◆ PROBLEM DETAILS: Retype every record that follows, character for character.

[Excerpts from an interface dataset]
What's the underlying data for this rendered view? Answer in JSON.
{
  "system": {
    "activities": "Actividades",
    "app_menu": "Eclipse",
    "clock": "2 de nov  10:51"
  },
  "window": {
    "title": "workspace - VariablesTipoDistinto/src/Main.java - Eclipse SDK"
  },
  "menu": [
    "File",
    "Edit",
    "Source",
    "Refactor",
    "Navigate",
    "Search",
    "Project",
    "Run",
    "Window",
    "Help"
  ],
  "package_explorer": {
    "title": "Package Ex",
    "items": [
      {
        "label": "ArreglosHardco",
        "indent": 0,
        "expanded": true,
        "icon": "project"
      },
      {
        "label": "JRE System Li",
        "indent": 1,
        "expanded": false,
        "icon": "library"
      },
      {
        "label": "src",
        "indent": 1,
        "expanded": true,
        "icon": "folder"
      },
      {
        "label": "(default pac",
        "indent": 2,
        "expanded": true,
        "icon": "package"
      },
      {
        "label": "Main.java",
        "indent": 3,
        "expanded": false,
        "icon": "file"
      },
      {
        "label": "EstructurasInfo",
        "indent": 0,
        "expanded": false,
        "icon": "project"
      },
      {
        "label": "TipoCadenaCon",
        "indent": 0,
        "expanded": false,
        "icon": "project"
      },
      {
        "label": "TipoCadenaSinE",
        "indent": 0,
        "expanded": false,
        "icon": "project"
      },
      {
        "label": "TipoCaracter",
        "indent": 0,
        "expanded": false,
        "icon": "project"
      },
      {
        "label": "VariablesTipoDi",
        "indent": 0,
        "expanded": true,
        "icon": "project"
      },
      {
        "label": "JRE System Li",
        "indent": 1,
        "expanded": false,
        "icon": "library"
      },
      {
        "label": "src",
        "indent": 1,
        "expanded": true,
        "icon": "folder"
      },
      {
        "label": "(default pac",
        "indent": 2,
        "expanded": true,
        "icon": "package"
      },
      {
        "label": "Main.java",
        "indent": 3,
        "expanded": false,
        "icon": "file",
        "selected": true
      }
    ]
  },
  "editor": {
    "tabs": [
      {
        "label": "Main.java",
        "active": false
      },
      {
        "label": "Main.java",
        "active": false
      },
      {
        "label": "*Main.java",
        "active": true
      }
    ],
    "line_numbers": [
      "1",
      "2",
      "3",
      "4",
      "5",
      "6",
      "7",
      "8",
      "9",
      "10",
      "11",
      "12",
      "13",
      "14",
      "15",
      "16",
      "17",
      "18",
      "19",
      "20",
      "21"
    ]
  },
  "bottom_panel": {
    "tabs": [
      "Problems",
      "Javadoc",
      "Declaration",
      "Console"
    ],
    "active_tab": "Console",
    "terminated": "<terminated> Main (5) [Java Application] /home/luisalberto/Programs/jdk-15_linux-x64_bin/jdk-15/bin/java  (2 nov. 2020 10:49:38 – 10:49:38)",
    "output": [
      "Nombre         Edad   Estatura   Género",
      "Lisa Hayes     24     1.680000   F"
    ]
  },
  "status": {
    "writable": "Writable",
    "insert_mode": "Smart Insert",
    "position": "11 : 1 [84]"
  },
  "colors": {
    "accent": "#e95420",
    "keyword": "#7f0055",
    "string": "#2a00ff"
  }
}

◆ OUTPUT OF THE TASK:
What's the underlying data for this rendered view? Answer in JSON.
{
  "system": {
    "activities": "Actividades",
    "app_menu": "Eclipse",
    "clock": "2 de nov  10:51"
  },
  "window": {
    "title": "workspace - VariablesTipoDistinto/src/Main.java - Eclipse SDK"
  },
  "menu": [
    "File",
    "Edit",
    "Source",
    "Refactor",
    "Navigate",
    "Search",
    "Project",
    "Run",
    "Window",
    "Help"
  ],
  "package_explorer": {
    "title": "Package Ex",
    "items": [
      {
        "label": "ArreglosHardco",
        "indent": 0,
        "expanded": true,
        "icon": "project"
      },
      {
        "label": "JRE System Li",
        "indent": 1,
        "expanded": false,
        "icon": "library"
      },
      {
        "label": "src",
        "indent": 1,
        "expanded": true,
        "icon": "folder"
      },
      {
        "label": "(default pac",
        "indent": 2,
        "expanded": true,
        "icon": "package"
      },
      {
        "label": "Main.java",
        "indent": 3,
        "expanded": false,
        "icon": "file"
      },
      {
        "label": "EstructurasInfo",
        "indent": 0,
        "expanded": false,
        "icon": "project"
      },
      {
        "label": "TipoCadenaCon",
        "indent": 0,
        "expanded": false,
        "icon": "project"
      },
      {
        "label": "TipoCadenaSinE",
        "indent": 0,
        "expanded": false,
        "icon": "project"
      },
      {
        "label": "TipoCaracter",
        "indent": 0,
        "expanded": false,
        "icon": "project"
      },
      {
        "label": "VariablesTipoDi",
        "indent": 0,
        "expanded": true,
        "icon": "project"
      },
      {
        "label": "JRE System Li",
        "indent": 1,
        "expanded": false,
        "icon": "library"
      },
      {
        "label": "src",
        "indent": 1,
        "expanded": true,
        "icon": "folder"
      },
      {
        "label": "(default pac",
        "indent": 2,
        "expanded": true,
        "icon": "package"
      },
      {
        "label": "Main.java",
        "indent": 3,
        "expanded": false,
        "icon": "file",
        "selected": true
      }
    ]
  },
  "editor": {
    "tabs": [
      {
        "label": "Main.java",
        "active": false
      },
      {
        "label": "Main.java",
        "active": false
      },
      {
        "label": "*Main.java",
        "active": true
      }
    ],
    "line_numbers": [
      "1",
      "2",
      "3",
      "4",
      "5",
      "6",
      "7",
      "8",
      "9",
      "10",
      "11",
      "12",
      "13",
      "14",
      "15",
      "16",
      "17",
      "18",
      "19",
      "20",
      "21"
    ]
  },
  "bottom_panel": {
    "tabs": [
      "Problems",
      "Javadoc",
      "Declaration",
      "Console"
    ],
    "active_tab": "Console",
    "terminated": "<terminated> Main (5) [Java Application] /home/luisalberto/Programs/jdk-15_linux-x64_bin/jdk-15/bin/java  (2 nov. 2020 10:49:38 – 10:49:38)",
    "output": [
      "Nombre         Edad   Estatura   Género",
      "Lisa Hayes     24     1.680000   F"
    ]
  },
  "status": {
    "writable": "Writable",
    "insert_mode": "Smart Insert",
    "position": "11 : 1 [84]"
  },
  "colors": {
    "accent": "#e95420",
    "keyword": "#7f0055",
    "string": "#2a00ff"
  }
}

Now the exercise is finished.